The BrainYard - Where collaborative minds congregate.
It started with an ordinary Electrolux vacuum cleaner, a year or so out of warranty.  A part - small but critical - failed.  A call to the company's call center yielded the response "Your machine is no longer under warranty. We cannot assist you."

Over the past two to three years, I've slowly come to the realization that many a call center rep will take the easiest way out to end a call - regardless of consequences.  And I've also come to realize that, in companies where this occurs, it is not an isolated instance.

So my new policy is to try normal channels once - and if that fails, to call the CEO of the company.

In the case of Electrolux, the CEO is John Case, and his assistant is Susan.  I called and Susan answered, and she immediately got Jackie, the customer service manager, on the line.

Jackie told me that the original response ("we cannost assist  you") was something I should not have heard.  The CSR should have at the very least offered to sell me the part.  Jackie took notes, shipped me a replacement part advising that the installation was very simple and I thought I was done.
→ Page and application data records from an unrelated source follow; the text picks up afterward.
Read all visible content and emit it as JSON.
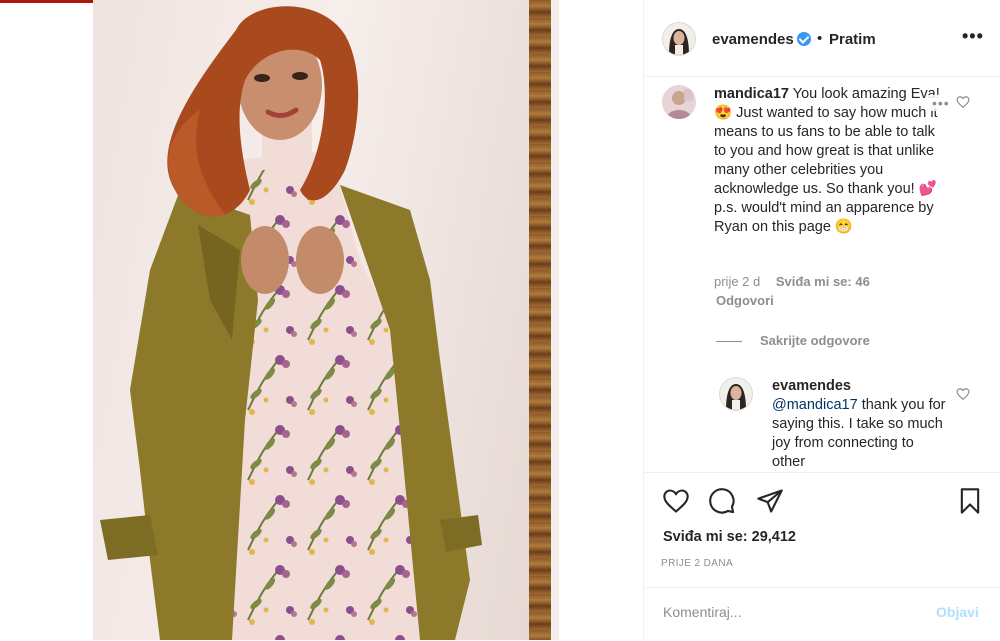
{
  "post": {
    "author": "evamendes",
    "follow_state": "Pratim",
    "more": "•••",
    "likes_text": "Sviđa mi se: 29,412",
    "time_text": "PRIJE 2 DANA"
  },
  "comment": {
    "username": "mandica17",
    "text": "You look amazing Eva! 😍 Just wanted to say how much it means to us fans to be able to talk to you and how great is that unlike many other celebrities you acknowledge us. So thank you! 💕 p.s. would't mind an apparence by Ryan on this page 😁",
    "more": "•••",
    "time": "prije 2 d",
    "likes": "Sviđa mi se: 46",
    "reply_label": "Odgovori",
    "hide_replies": "Sakrijte odgovore"
  },
  "reply": {
    "username": "evamendes",
    "mention": "@mandica17",
    "text": "thank you for saying this. I take so much joy from connecting to other"
  },
  "composer": {
    "placeholder": "Komentiraj...",
    "post_label": "Objavi"
  },
  "icons": {
    "like": "heart-icon",
    "comment": "comment-icon",
    "share": "share-icon",
    "save": "bookmark-icon",
    "verified": "verified-badge-icon",
    "more": "more-options-icon"
  },
  "colors": {
    "link_blue": "#003569",
    "verified_blue": "#3897f0",
    "post_disabled": "#b2dffc",
    "muted": "#8e8e8e",
    "coat": "#8c7a2a",
    "hair": "#a8491e"
  }
}
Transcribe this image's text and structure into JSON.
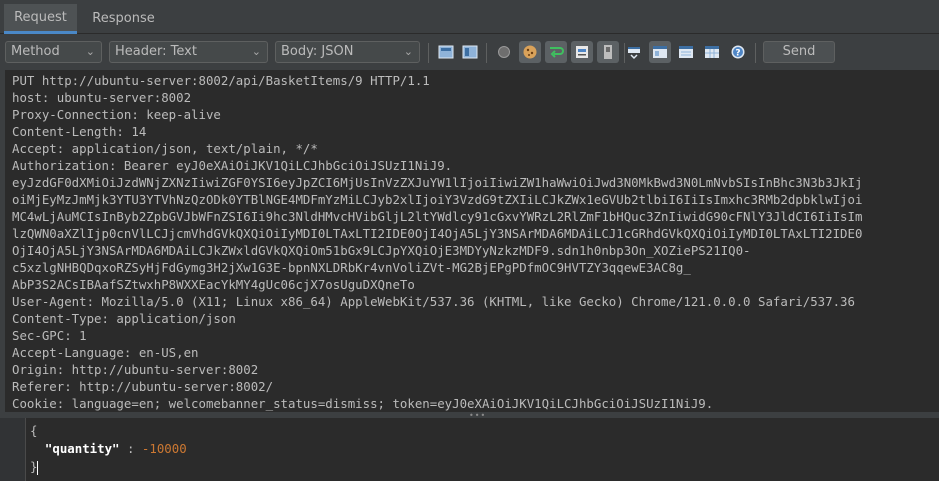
{
  "tabs": [
    "Request",
    "Response"
  ],
  "toolbar": {
    "method": "Method",
    "header_mode": "Header: Text",
    "body_mode": "Body: JSON",
    "send_label": "Send"
  },
  "headers": [
    "PUT http://ubuntu-server:8002/api/BasketItems/9 HTTP/1.1",
    "host: ubuntu-server:8002",
    "Proxy-Connection: keep-alive",
    "Content-Length: 14",
    "Accept: application/json, text/plain, */*",
    "Authorization: Bearer eyJ0eXAiOiJKV1QiLCJhbGciOiJSUzI1NiJ9.",
    "eyJzdGF0dXMiOiJzdWNjZXNzIiwiZGF0YSI6eyJpZCI6MjUsInVzZXJuYW1lIjoiIiwiZW1haWwiOiJwd3N0MkBwd3N0LmNvbSIsInBhc3N3b3JkIj",
    "oiMjEyMzJmMjk3YTU3YTVhNzQzODk0YTBlNGE4MDFmYzMiLCJyb2xlIjoiY3VzdG9tZXIiLCJkZWx1eGVUb2tlbiI6IiIsImxhc3RMb2dpbklwIjoi",
    "MC4wLjAuMCIsInByb2ZpbGVJbWFnZSI6Ii9hc3NldHMvcHVibGljL2ltYWdlcy91cGxvYWRzL2RlZmF1bHQuc3ZnIiwidG90cFNlY3JldCI6IiIsIm",
    "lzQWN0aXZlIjp0cnVlLCJjcmVhdGVkQXQiOiIyMDI0LTAxLTI2IDE0OjI4OjA5LjY3NSArMDA6MDAiLCJ1cGRhdGVkQXQiOiIyMDI0LTAxLTI2IDE0",
    "OjI4OjA5LjY3NSArMDA6MDAiLCJkZWxldGVkQXQiOm51bGx9LCJpYXQiOjE3MDYyNzkzMDF9.sdn1h0nbp3On_XOZiePS21IQ0-",
    "c5xzlgNHBQDqxoRZSyHjFdGymg3H2jXw1G3E-bpnNXLDRbKr4vnVoliZVt-MG2BjEPgPDfmOC9HVTZY3qqewE3AC8g_",
    "AbP3S2ACsIBAafSZtwxhP8WXXEacYkMY4gUc06cjX7osUguDXQneTo",
    "User-Agent: Mozilla/5.0 (X11; Linux x86_64) AppleWebKit/537.36 (KHTML, like Gecko) Chrome/121.0.0.0 Safari/537.36",
    "Content-Type: application/json",
    "Sec-GPC: 1",
    "Accept-Language: en-US,en",
    "Origin: http://ubuntu-server:8002",
    "Referer: http://ubuntu-server:8002/",
    "Cookie: language=en; welcomebanner_status=dismiss; token=eyJ0eXAiOiJKV1QiLCJhbGciOiJSUzI1NiJ9."
  ],
  "body": {
    "open": "{",
    "key": "\"quantity\"",
    "colon": " : ",
    "value": "-10000",
    "close": "}"
  }
}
That was 4 weeks ago.The part arrived - and close examination revealed that it did not simply snap on.  A screw held a retaining plate over the part. But it was not an ordinary screw, I called back to find out what type of screw this was and the person at the call center had absolutely no idea.  He pulled out the same vacuum to look - and advised that the screw was "stripped."

He promised to find out - and call the next day.

We never heard from him again.

I called again a few days later.  I didn't want to buy the wrong screwdriver, and wasn't anxious to lug the vacuum cleaner around to a hardware store in search for the appropriate tool.  

So I called Susan again.  Ten minutes later, someone else from Jackie's office called.  She didn't know either.  But she promised to find out.  In the meantime, to make up for the inconvenience, she offered to send me a few accessories - an offer which I readily accepted.

Eventually Susan called back.  It was a TORX 20 screw, she explained very apologetically.  I asked her if this information was to be added to a knowledge base somewhere so that her colleagues in the call center would have this information available in the future.  She wasn't sure but she would bring it up.

I would estimate that the handling of my enquiry cost Electrolux at least $160 (consisting of three hours of people's time, the accessories, and shipping costs).  It also made me question whether purchasing from Electrolux was the right decision.  Admittedly, aside from the first person in the call center, everyone was very nice but they were also rather ineffectual.

What's more worrisome is that there is a high likelihood that the next person who calls and enquires about the same screw will not get his question answered.